## Exercise description
Write out all the data again, exactly as shown.

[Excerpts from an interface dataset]
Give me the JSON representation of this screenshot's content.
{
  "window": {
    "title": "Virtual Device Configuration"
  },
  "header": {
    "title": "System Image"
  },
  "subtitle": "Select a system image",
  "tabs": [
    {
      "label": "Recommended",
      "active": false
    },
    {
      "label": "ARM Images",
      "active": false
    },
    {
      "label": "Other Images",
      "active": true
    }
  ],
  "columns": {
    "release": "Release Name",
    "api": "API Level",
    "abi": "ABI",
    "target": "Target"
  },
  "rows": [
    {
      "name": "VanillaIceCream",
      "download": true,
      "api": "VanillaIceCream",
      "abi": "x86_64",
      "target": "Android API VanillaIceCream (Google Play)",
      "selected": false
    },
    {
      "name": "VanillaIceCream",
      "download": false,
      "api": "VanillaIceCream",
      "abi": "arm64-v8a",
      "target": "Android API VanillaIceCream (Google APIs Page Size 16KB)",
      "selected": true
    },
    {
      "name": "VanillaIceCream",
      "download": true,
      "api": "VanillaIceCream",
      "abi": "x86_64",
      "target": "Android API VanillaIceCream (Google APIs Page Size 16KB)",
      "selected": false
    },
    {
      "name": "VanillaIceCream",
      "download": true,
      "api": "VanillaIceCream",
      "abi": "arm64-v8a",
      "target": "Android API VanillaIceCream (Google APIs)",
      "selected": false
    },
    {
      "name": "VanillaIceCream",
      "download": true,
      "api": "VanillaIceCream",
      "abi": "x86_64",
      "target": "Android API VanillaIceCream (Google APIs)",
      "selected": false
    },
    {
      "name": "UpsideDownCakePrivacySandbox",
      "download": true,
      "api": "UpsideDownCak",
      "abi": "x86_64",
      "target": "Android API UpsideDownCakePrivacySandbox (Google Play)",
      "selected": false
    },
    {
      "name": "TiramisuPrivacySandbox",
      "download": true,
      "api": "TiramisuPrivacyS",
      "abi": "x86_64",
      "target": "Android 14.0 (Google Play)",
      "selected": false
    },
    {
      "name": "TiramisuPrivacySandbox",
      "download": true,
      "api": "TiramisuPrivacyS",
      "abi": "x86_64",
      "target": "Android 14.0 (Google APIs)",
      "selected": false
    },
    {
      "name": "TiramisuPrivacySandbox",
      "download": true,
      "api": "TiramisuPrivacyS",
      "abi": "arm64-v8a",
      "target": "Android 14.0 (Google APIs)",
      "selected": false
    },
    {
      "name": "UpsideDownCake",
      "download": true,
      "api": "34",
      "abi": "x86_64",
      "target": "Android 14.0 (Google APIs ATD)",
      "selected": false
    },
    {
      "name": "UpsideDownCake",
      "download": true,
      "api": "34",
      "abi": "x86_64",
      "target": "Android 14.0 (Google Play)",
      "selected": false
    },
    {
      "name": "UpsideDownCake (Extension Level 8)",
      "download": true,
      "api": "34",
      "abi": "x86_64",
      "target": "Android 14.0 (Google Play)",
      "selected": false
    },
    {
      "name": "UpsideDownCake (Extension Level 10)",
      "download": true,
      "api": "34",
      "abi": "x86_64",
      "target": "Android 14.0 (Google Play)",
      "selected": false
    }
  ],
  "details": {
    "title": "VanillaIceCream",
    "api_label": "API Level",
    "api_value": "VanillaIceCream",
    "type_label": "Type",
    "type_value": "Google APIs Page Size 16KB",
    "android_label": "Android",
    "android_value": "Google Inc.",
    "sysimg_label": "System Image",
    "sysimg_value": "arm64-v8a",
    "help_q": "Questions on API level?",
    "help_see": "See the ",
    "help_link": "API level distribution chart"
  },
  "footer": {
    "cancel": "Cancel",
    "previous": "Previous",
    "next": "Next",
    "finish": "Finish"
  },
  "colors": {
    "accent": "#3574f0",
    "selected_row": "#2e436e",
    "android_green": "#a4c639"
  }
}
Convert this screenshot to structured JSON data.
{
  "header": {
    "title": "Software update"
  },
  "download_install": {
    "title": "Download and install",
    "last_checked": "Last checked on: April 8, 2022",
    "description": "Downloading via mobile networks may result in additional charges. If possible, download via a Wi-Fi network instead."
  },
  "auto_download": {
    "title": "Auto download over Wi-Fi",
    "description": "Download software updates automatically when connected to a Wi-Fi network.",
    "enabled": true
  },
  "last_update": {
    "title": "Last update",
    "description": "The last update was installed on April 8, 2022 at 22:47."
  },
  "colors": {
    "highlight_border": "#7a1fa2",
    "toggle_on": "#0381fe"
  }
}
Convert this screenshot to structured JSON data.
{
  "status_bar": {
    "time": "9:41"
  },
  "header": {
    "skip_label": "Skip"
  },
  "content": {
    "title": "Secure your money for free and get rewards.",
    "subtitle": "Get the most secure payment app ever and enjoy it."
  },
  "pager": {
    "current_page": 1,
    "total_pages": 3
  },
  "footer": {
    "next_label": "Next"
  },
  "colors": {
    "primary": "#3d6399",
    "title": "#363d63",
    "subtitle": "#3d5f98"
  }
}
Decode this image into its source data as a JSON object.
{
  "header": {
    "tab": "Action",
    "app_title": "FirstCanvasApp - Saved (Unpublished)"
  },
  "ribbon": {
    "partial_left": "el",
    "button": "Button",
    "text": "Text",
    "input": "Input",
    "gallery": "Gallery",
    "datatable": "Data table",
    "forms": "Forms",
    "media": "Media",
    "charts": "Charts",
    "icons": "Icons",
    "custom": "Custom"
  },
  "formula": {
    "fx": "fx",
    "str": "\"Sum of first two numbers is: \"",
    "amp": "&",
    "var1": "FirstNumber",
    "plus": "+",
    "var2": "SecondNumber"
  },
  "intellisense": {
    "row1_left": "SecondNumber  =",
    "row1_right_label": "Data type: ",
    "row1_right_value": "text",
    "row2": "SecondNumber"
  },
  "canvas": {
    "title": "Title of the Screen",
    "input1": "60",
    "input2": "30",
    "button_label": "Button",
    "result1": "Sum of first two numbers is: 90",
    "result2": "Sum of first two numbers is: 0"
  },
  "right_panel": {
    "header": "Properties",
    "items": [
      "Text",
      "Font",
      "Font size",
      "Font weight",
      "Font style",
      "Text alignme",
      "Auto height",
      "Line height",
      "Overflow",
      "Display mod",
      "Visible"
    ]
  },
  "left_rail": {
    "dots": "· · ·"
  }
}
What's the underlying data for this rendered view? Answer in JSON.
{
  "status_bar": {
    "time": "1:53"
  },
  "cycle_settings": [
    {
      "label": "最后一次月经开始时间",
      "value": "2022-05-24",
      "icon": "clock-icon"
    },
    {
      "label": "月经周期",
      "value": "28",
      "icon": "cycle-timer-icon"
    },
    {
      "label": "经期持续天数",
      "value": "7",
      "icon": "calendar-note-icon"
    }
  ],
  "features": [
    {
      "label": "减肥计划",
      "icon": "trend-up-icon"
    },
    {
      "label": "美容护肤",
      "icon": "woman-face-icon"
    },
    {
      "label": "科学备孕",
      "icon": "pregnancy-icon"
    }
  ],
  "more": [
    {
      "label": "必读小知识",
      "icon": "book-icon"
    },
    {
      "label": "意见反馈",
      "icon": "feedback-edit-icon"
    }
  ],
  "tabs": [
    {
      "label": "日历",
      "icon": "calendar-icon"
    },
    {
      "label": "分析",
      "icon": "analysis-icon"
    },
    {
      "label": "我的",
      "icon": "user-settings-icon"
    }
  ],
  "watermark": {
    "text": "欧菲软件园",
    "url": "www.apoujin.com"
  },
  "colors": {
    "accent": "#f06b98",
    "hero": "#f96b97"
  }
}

## Output
Give me the JSON representation of this screenshot's content.
{
  "window": {
    "title": "Virtual Device Configuration"
  },
  "header": {
    "title": "System Image"
  },
  "subtitle": "Select a system image",
  "tabs": [
    {
      "label": "Recommended",
      "active": false
    },
    {
      "label": "ARM Images",
      "active": false
    },
    {
      "label": "Other Images",
      "active": true
    }
  ],
  "columns": {
    "release": "Release Name",
    "api": "API Level",
    "abi": "ABI",
    "target": "Target"
  },
  "rows": [
    {
      "name": "VanillaIceCream",
      "download": true,
      "api": "VanillaIceCream",
      "abi": "x86_64",
      "target": "Android API VanillaIceCream (Google Play)",
      "selected": false
    },
    {
      "name": "VanillaIceCream",
      "download": false,
      "api": "VanillaIceCream",
      "abi": "arm64-v8a",
      "target": "Android API VanillaIceCream (Google APIs Page Size 16KB)",
      "selected": true
    },
    {
      "name": "VanillaIceCream",
      "download": true,
      "api": "VanillaIceCream",
      "abi": "x86_64",
      "target": "Android API VanillaIceCream (Google APIs Page Size 16KB)",
      "selected": false
    },
    {
      "name": "VanillaIceCream",
      "download": true,
      "api": "VanillaIceCream",
      "abi": "arm64-v8a",
      "target": "Android API VanillaIceCream (Google APIs)",
      "selected": false
    },
    {
      "name": "VanillaIceCream",
      "download": true,
      "api": "VanillaIceCream",
      "abi": "x86_64",
      "target": "Android API VanillaIceCream (Google APIs)",
      "selected": false
    },
    {
      "name": "UpsideDownCakePrivacySandbox",
      "download": true,
      "api": "UpsideDownCak",
      "abi": "x86_64",
      "target": "Android API UpsideDownCakePrivacySandbox (Google Play)",
      "selected": false
    },
    {
      "name": "TiramisuPrivacySandbox",
      "download": true,
      "api": "TiramisuPrivacyS",
      "abi": "x86_64",
      "target": "Android 14.0 (Google Play)",
      "selected": false
    },
    {
      "name": "TiramisuPrivacySandbox",
      "download": true,
      "api": "TiramisuPrivacyS",
      "abi": "x86_64",
      "target": "Android 14.0 (Google APIs)",
      "selected": false
    },
    {
      "name": "TiramisuPrivacySandbox",
      "download": true,
      "api": "TiramisuPrivacyS",
      "abi": "arm64-v8a",
      "target": "Android 14.0 (Google APIs)",
      "selected": false
    },
    {
      "name": "UpsideDownCake",
      "download": true,
      "api": "34",
      "abi": "x86_64",
      "target": "Android 14.0 (Google APIs ATD)",
      "selected": false
    },
    {
      "name": "UpsideDownCake",
      "download": true,
      "api": "34",
      "abi": "x86_64",
      "target": "Android 14.0 (Google Play)",
      "selected": false
    },
    {
      "name": "UpsideDownCake (Extension Level 8)",
      "download": true,
      "api": "34",
      "abi": "x86_64",
      "target": "Android 14.0 (Google Play)",
      "selected": false
    },
    {
      "name": "UpsideDownCake (Extension Level 10)",
      "download": true,
      "api": "34",
      "abi": "x86_64",
      "target": "Android 14.0 (Google Play)",
      "selected": false
    }
  ],
  "details": {
    "title": "VanillaIceCream",
    "api_label": "API Level",
    "api_value": "VanillaIceCream",
    "type_label": "Type",
    "type_value": "Google APIs Page Size 16KB",
    "android_label": "Android",
    "android_value": "Google Inc.",
    "sysimg_label": "System Image",
    "sysimg_value": "arm64-v8a",
    "help_q": "Questions on API level?",
    "help_see": "See the ",
    "help_link": "API level distribution chart"
  },
  "footer": {
    "cancel": "Cancel",
    "previous": "Previous",
    "next": "Next",
    "finish": "Finish"
  },
  "colors": {
    "accent": "#3574f0",
    "selected_row": "#2e436e",
    "android_green": "#a4c639"
  }
}
Convert this screenshot to structured JSON data.
{
  "header": {
    "title": "Software update"
  },
  "download_install": {
    "title": "Download and install",
    "last_checked": "Last checked on: April 8, 2022",
    "description": "Downloading via mobile networks may result in additional charges. If possible, download via a Wi-Fi network instead."
  },
  "auto_download": {
    "title": "Auto download over Wi-Fi",
    "description": "Download software updates automatically when connected to a Wi-Fi network.",
    "enabled": true
  },
  "last_update": {
    "title": "Last update",
    "description": "The last update was installed on April 8, 2022 at 22:47."
  },
  "colors": {
    "highlight_border": "#7a1fa2",
    "toggle_on": "#0381fe"
  }
}
Convert this screenshot to structured JSON data.
{
  "status_bar": {
    "time": "9:41"
  },
  "header": {
    "skip_label": "Skip"
  },
  "content": {
    "title": "Secure your money for free and get rewards.",
    "subtitle": "Get the most secure payment app ever and enjoy it."
  },
  "pager": {
    "current_page": 1,
    "total_pages": 3
  },
  "footer": {
    "next_label": "Next"
  },
  "colors": {
    "primary": "#3d6399",
    "title": "#363d63",
    "subtitle": "#3d5f98"
  }
}
Decode this image into its source data as a JSON object.
{
  "header": {
    "tab": "Action",
    "app_title": "FirstCanvasApp - Saved (Unpublished)"
  },
  "ribbon": {
    "partial_left": "el",
    "button": "Button",
    "text": "Text",
    "input": "Input",
    "gallery": "Gallery",
    "datatable": "Data table",
    "forms": "Forms",
    "media": "Media",
    "charts": "Charts",
    "icons": "Icons",
    "custom": "Custom"
  },
  "formula": {
    "fx": "fx",
    "str": "\"Sum of first two numbers is: \"",
    "amp": "&",
    "var1": "FirstNumber",
    "plus": "+",
    "var2": "SecondNumber"
  },
  "intellisense": {
    "row1_left": "SecondNumber  =",
    "row1_right_label": "Data type: ",
    "row1_right_value": "text",
    "row2": "SecondNumber"
  },
  "canvas": {
    "title": "Title of the Screen",
    "input1": "60",
    "input2": "30",
    "button_label": "Button",
    "result1": "Sum of first two numbers is: 90",
    "result2": "Sum of first two numbers is: 0"
  },
  "right_panel": {
    "header": "Properties",
    "items": [
      "Text",
      "Font",
      "Font size",
      "Font weight",
      "Font style",
      "Text alignme",
      "Auto height",
      "Line height",
      "Overflow",
      "Display mod",
      "Visible"
    ]
  },
  "left_rail": {
    "dots": "· · ·"
  }
}
What's the underlying data for this rendered view? Answer in JSON.
{
  "status_bar": {
    "time": "1:53"
  },
  "cycle_settings": [
    {
      "label": "最后一次月经开始时间",
      "value": "2022-05-24",
      "icon": "clock-icon"
    },
    {
      "label": "月经周期",
      "value": "28",
      "icon": "cycle-timer-icon"
    },
    {
      "label": "经期持续天数",
      "value": "7",
      "icon": "calendar-note-icon"
    }
  ],
  "features": [
    {
      "label": "减肥计划",
      "icon": "trend-up-icon"
    },
    {
      "label": "美容护肤",
      "icon": "woman-face-icon"
    },
    {
      "label": "科学备孕",
      "icon": "pregnancy-icon"
    }
  ],
  "more": [
    {
      "label": "必读小知识",
      "icon": "book-icon"
    },
    {
      "label": "意见反馈",
      "icon": "feedback-edit-icon"
    }
  ],
  "tabs": [
    {
      "label": "日历",
      "icon": "calendar-icon"
    },
    {
      "label": "分析",
      "icon": "analysis-icon"
    },
    {
      "label": "我的",
      "icon": "user-settings-icon"
    }
  ],
  "watermark": {
    "text": "欧菲软件园",
    "url": "www.apoujin.com"
  },
  "colors": {
    "accent": "#f06b98",
    "hero": "#f96b97"
  }
}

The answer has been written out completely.